As much as I believe these things to be true, my spirit has become restless. I want to move on before this next baby is born at the end of the coming summer. I want to be settled in a bigger nest, closer to our families, within walking distance of the Paulins Kil Trail. I can just see the trail stretched out in both directions. It is a long stretch of reclaimed railroad tract. It is mostly level, with steady grade changes, and it meanders along the Paulins Kil, a wide generous creek that makes it's way through northeast NJ to the Delaware River. I could hop on the trail and make my way in either direction to family. I have walked on it countess hours of my life and if I miss anything about NJ it is the quiet hours of reflection on that tract of apparent wilderness that waited just outside my door.
In this regards the Internet can be a very dangerous enemy to the virtue of contentment. I can spend hours browsing the Internet seeing what houses are for sale, where they are, how much they cost, and how you can attempt to fund your hopes. Fuel for my restless mind. Did I find someplace I wanted? Sure. Did I connive a way that we might be able to finagle it? Of course. Is our current home in salable condition? NO. The noose around my neck, the place that ties me here when have I wanted to be gone years ago, our house. Our too small, adorable but unfinished 'bungalow" keeps us from our family, and from being able to move back east. So I found a miraculous place, so cheep something must be terribly wrong with it. It is located right where I want it to be. My restless mind wakes me up. At 3:30 in the morning I lay with my stomach quivering from morning sickness, burping into my pillow, unable to stop my mind from trying to figure it out, trying to make it happen in my imagination so that somehow it will become a reality.

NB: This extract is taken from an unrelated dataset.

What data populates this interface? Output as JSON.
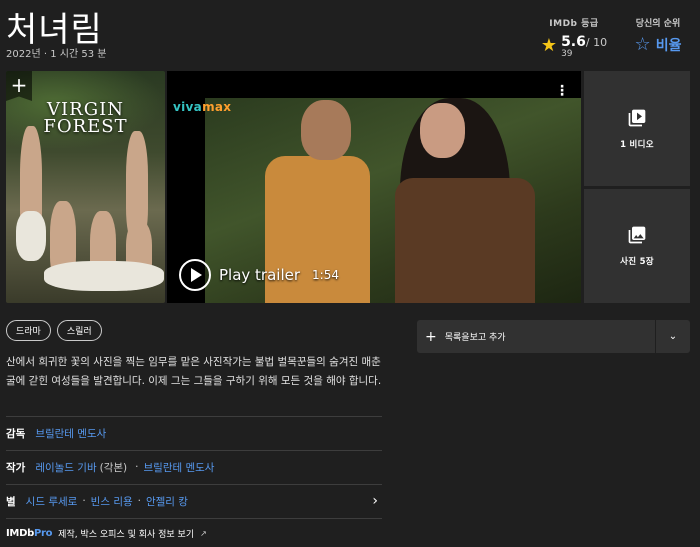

If "godliness with contentment is great gain" should I even want anything else? Should I be thankful for what I have and forget that we will, Lord willing, soon have 5 children sharing one room? I am actually asking. Che sara, sara, right?
Or should I beseech the Lord to answer my prayers? Should I come before Him, and like the persistent widow in the parable, just not leave his door until I get an answer? I tried that before and I got his answer on that account, NO. Does that mean that sort of importunity doesn't work? Should I just "let go and let God?"

You can check out my old blog to see the back story to this one. It is long and very personal and some of you may think, very misled. God was good to give the answers he did. It would have been wrong for our family. Maybe he was preparing me for something else? Maybe for contentment.